AVAILABLE RECORDS:
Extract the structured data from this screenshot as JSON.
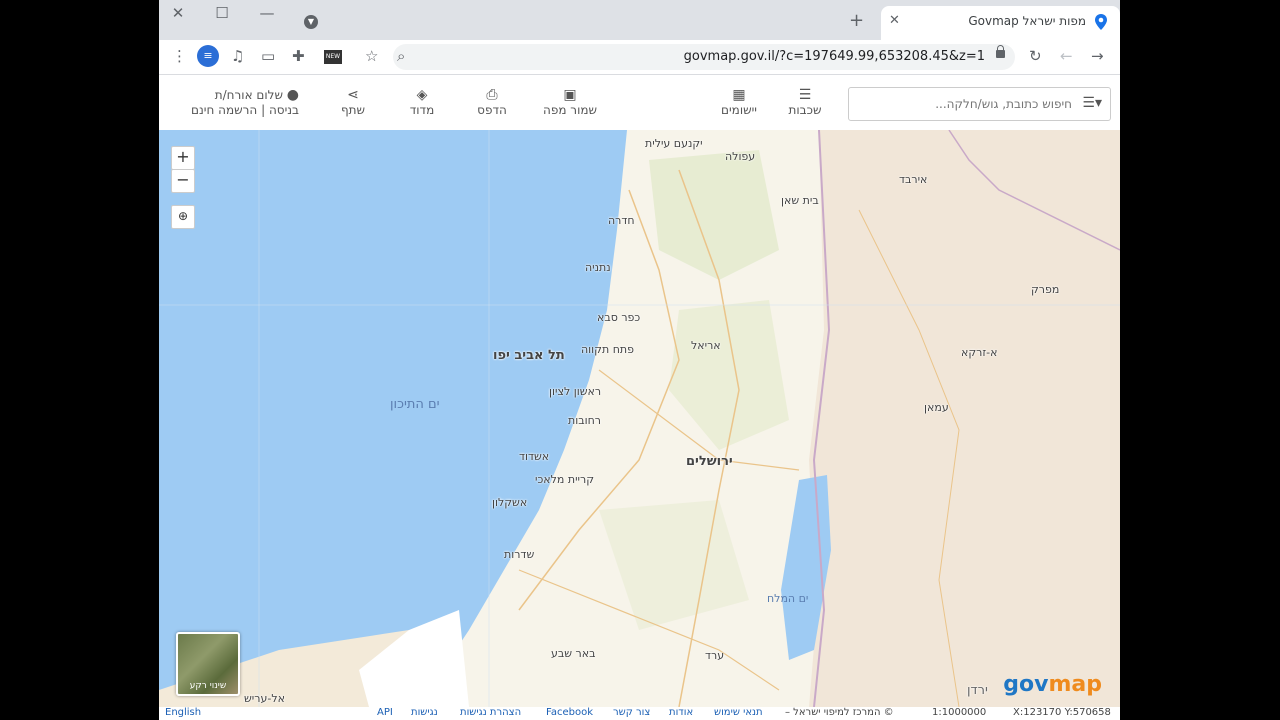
{
  "browser": {
    "tab_title": "מפות ישראל Govmap",
    "new_tab": "+",
    "url": "govmap.gov.il/?c=197649.99,653208.45&z=1"
  },
  "header": {
    "search_placeholder": "חיפוש כתובת, גוש/חלקה...",
    "layers": "שכבות",
    "apps": "יישומים",
    "save_map": "שמור מפה",
    "print": "הדפס",
    "measure": "מדוד",
    "share": "שתף",
    "greeting": "שלום אורח/ת",
    "login": "בניסה",
    "separator": "|",
    "register": "הרשמה חינם"
  },
  "map": {
    "zoom_in": "+",
    "zoom_out": "−",
    "basemap_label": "שינוי רקע",
    "logo_gov": "gov",
    "logo_map": "map",
    "places": {
      "yokneam": "יקנעם עילית",
      "afula": "עפולה",
      "beit_shean": "בית שאן",
      "irbid": "אירבד",
      "hadera": "חדרה",
      "netanya": "נתניה",
      "mafraq": "מפרק",
      "kfar_saba": "כפר סבא",
      "petah_tikva": "פתח תקווה",
      "ariel": "אריאל",
      "tel_aviv": "תל אביב יפו",
      "zarqa": "א-זרקא",
      "rishon": "ראשון לציון",
      "sea": "ים התיכון",
      "amman": "עמאן",
      "rehovot": "רחובות",
      "ashdod": "אשדוד",
      "jerusalem": "ירושלים",
      "kiryat_malachi": "קריית מלאכי",
      "ashkelon": "אשקלון",
      "sderot": "שדרות",
      "dead_sea": "ים המלח",
      "beer_sheva": "באר שבע",
      "arad": "ערד",
      "al_arish": "אל-עריש",
      "jordan": "ירדן"
    }
  },
  "footer": {
    "english": "English",
    "api": "API",
    "accessibility": "נגישות",
    "accessibility_statement": "הצהרת נגישות",
    "facebook": "Facebook",
    "contact": "צור קשר",
    "about": "אודות",
    "terms": "תנאי שימוש",
    "copyright": "© המרכז למיפוי ישראל –",
    "scale": "1:1000000",
    "coords": "X:123170 Y:570658"
  }
}
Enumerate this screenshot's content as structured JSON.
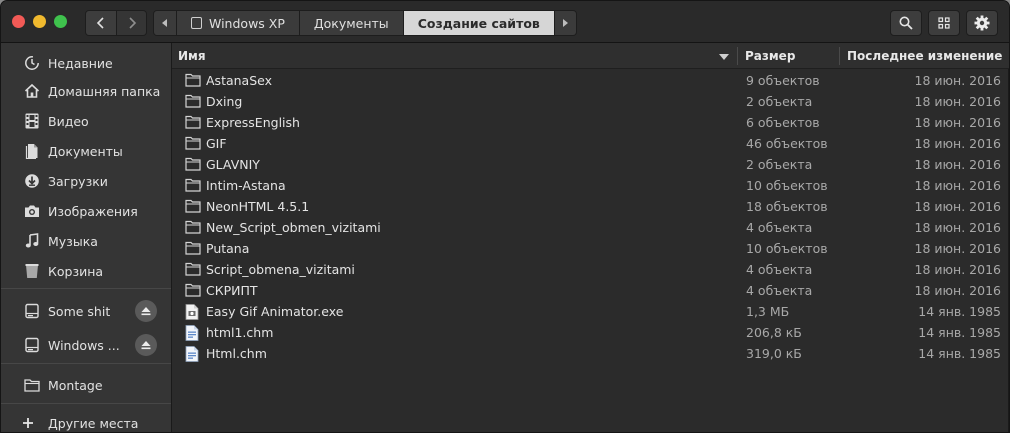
{
  "header": {
    "path": [
      {
        "label": "Windows XP",
        "icon": "drive-icon"
      },
      {
        "label": "Документы"
      },
      {
        "label": "Создание сайтов",
        "active": true
      }
    ]
  },
  "sidebar": {
    "places": [
      {
        "label": "Недавние",
        "icon": "clock-icon"
      },
      {
        "label": "Домашняя папка",
        "icon": "home-icon"
      },
      {
        "label": "Видео",
        "icon": "film-icon"
      },
      {
        "label": "Документы",
        "icon": "document-icon"
      },
      {
        "label": "Загрузки",
        "icon": "download-icon"
      },
      {
        "label": "Изображения",
        "icon": "camera-icon"
      },
      {
        "label": "Музыка",
        "icon": "music-icon"
      },
      {
        "label": "Корзина",
        "icon": "trash-icon"
      }
    ],
    "devices": [
      {
        "label": "Some shit",
        "icon": "drive-icon"
      },
      {
        "label": "Windows ...",
        "icon": "drive-icon"
      }
    ],
    "network": [
      {
        "label": "Montage",
        "icon": "folder-icon"
      }
    ],
    "other": {
      "label": "Другие места",
      "icon": "plus-icon"
    }
  },
  "columns": {
    "name": "Имя",
    "size": "Размер",
    "modified": "Последнее изменение"
  },
  "files": [
    {
      "name": "AstanaSex",
      "size": "9 объектов",
      "modified": "18 июн. 2016",
      "type": "folder"
    },
    {
      "name": "Dxing",
      "size": "2 объекта",
      "modified": "18 июн. 2016",
      "type": "folder"
    },
    {
      "name": "ExpressEnglish",
      "size": "6 объектов",
      "modified": "18 июн. 2016",
      "type": "folder"
    },
    {
      "name": "GIF",
      "size": "46 объектов",
      "modified": "18 июн. 2016",
      "type": "folder"
    },
    {
      "name": "GLAVNIY",
      "size": "2 объекта",
      "modified": "18 июн. 2016",
      "type": "folder"
    },
    {
      "name": "Intim-Astana",
      "size": "10 объектов",
      "modified": "18 июн. 2016",
      "type": "folder"
    },
    {
      "name": "NeonHTML 4.5.1",
      "size": "18 объектов",
      "modified": "18 июн. 2016",
      "type": "folder"
    },
    {
      "name": "New_Script_obmen_vizitami",
      "size": "4 объекта",
      "modified": "18 июн. 2016",
      "type": "folder"
    },
    {
      "name": "Putana",
      "size": "10 объектов",
      "modified": "18 июн. 2016",
      "type": "folder"
    },
    {
      "name": "Script_obmena_vizitami",
      "size": "4 объекта",
      "modified": "18 июн. 2016",
      "type": "folder"
    },
    {
      "name": "СКРИПТ",
      "size": "4 объекта",
      "modified": "18 июн. 2016",
      "type": "folder"
    },
    {
      "name": "Easy Gif Animator.exe",
      "size": "1,3 МБ",
      "modified": "14 янв. 1985",
      "type": "exe"
    },
    {
      "name": "html1.chm",
      "size": "206,8 кБ",
      "modified": "14 янв. 1985",
      "type": "chm"
    },
    {
      "name": "Html.chm",
      "size": "319,0 кБ",
      "modified": "14 янв. 1985",
      "type": "chm"
    }
  ]
}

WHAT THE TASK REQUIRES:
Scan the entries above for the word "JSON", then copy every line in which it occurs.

RESULT FOR THIS EXERCISE:
Extract the structured data from this screenshot as JSON.
Enumerate this screenshot's content as structured JSON.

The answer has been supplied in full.